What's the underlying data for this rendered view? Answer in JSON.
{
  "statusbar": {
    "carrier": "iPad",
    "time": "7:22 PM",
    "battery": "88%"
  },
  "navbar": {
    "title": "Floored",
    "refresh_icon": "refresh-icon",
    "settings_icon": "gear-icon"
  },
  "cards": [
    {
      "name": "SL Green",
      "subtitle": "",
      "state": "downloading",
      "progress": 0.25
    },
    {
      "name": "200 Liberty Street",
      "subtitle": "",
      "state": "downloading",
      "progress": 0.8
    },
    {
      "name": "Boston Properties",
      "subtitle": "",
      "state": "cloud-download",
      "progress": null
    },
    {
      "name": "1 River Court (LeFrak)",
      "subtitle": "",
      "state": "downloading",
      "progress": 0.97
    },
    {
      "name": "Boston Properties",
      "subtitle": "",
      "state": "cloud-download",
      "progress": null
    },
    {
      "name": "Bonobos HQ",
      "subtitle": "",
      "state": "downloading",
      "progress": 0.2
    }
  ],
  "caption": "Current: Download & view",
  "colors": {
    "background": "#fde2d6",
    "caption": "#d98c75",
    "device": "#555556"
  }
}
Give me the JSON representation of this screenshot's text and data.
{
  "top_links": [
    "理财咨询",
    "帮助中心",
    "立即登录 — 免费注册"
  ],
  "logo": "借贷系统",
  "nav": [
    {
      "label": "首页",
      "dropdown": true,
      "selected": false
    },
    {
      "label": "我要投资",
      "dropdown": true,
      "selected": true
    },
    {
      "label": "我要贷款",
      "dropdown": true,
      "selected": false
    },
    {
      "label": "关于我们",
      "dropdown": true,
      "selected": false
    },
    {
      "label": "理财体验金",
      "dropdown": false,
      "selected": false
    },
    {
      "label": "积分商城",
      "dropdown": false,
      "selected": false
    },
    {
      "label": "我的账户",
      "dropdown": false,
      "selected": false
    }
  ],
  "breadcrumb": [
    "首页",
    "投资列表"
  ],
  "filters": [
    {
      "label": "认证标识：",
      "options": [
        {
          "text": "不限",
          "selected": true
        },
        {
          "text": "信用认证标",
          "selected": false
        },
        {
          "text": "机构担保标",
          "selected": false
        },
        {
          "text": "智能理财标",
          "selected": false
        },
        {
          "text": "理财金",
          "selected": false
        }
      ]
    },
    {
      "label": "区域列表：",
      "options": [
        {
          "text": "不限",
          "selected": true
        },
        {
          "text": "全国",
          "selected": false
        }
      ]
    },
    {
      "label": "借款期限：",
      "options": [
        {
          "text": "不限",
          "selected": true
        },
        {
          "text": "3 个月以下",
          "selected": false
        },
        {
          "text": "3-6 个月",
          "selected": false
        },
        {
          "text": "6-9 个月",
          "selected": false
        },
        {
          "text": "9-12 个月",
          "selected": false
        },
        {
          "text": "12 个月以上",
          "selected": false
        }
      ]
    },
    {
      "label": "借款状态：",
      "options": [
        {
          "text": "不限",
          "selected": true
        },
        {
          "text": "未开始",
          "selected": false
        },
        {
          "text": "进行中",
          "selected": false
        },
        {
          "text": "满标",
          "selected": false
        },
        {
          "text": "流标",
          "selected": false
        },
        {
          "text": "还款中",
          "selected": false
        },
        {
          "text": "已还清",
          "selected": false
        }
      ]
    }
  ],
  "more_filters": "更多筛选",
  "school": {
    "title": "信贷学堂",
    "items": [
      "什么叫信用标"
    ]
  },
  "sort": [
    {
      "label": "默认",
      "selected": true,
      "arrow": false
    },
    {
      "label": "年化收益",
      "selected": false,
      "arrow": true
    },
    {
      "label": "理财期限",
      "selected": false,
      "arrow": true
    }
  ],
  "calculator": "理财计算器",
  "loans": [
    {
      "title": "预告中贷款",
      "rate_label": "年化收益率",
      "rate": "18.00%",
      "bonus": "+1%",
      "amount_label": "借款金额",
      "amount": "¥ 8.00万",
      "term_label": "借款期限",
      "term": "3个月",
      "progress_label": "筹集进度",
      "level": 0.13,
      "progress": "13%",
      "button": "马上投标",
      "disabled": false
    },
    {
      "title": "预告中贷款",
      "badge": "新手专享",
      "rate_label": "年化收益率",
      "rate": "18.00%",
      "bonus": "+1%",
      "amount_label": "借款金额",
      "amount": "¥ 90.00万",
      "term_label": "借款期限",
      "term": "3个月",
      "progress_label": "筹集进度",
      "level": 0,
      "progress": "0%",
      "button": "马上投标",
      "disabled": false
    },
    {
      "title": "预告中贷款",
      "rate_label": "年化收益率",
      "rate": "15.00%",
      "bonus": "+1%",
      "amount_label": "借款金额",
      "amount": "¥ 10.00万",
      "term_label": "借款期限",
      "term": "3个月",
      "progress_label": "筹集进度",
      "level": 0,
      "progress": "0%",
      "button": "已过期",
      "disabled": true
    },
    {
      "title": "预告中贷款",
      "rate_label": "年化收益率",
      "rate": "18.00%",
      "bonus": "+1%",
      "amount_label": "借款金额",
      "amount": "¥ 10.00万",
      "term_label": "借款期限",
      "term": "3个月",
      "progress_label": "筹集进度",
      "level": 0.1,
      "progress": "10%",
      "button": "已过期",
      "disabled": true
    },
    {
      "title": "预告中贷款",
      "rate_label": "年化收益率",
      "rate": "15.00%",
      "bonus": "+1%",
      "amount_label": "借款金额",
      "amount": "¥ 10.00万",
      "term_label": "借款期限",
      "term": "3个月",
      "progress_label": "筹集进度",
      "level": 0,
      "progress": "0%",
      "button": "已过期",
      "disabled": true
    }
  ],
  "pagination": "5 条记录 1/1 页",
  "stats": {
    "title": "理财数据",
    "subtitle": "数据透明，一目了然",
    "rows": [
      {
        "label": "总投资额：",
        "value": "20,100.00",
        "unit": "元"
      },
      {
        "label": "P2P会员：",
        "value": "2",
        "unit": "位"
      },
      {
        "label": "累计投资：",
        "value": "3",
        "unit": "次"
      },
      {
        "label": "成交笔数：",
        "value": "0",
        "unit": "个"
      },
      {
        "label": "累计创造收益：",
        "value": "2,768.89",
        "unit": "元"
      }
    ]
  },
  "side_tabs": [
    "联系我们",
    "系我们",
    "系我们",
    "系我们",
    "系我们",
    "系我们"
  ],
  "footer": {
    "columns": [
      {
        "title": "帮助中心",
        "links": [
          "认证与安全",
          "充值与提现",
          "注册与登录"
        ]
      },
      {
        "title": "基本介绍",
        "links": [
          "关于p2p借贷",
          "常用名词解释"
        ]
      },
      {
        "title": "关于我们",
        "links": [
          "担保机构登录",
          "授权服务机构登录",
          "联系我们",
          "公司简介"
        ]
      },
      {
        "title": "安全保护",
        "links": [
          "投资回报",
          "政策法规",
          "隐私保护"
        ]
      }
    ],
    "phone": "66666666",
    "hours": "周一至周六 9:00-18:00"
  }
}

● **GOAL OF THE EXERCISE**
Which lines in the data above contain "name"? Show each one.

● **WORKED SOLUTION**
      "name": "SL Green",
      "name": "200 Liberty Street",
      "name": "Boston Properties",
      "name": "1 River Court (LeFrak)",
      "name": "Boston Properties",
      "name": "Bonobos HQ",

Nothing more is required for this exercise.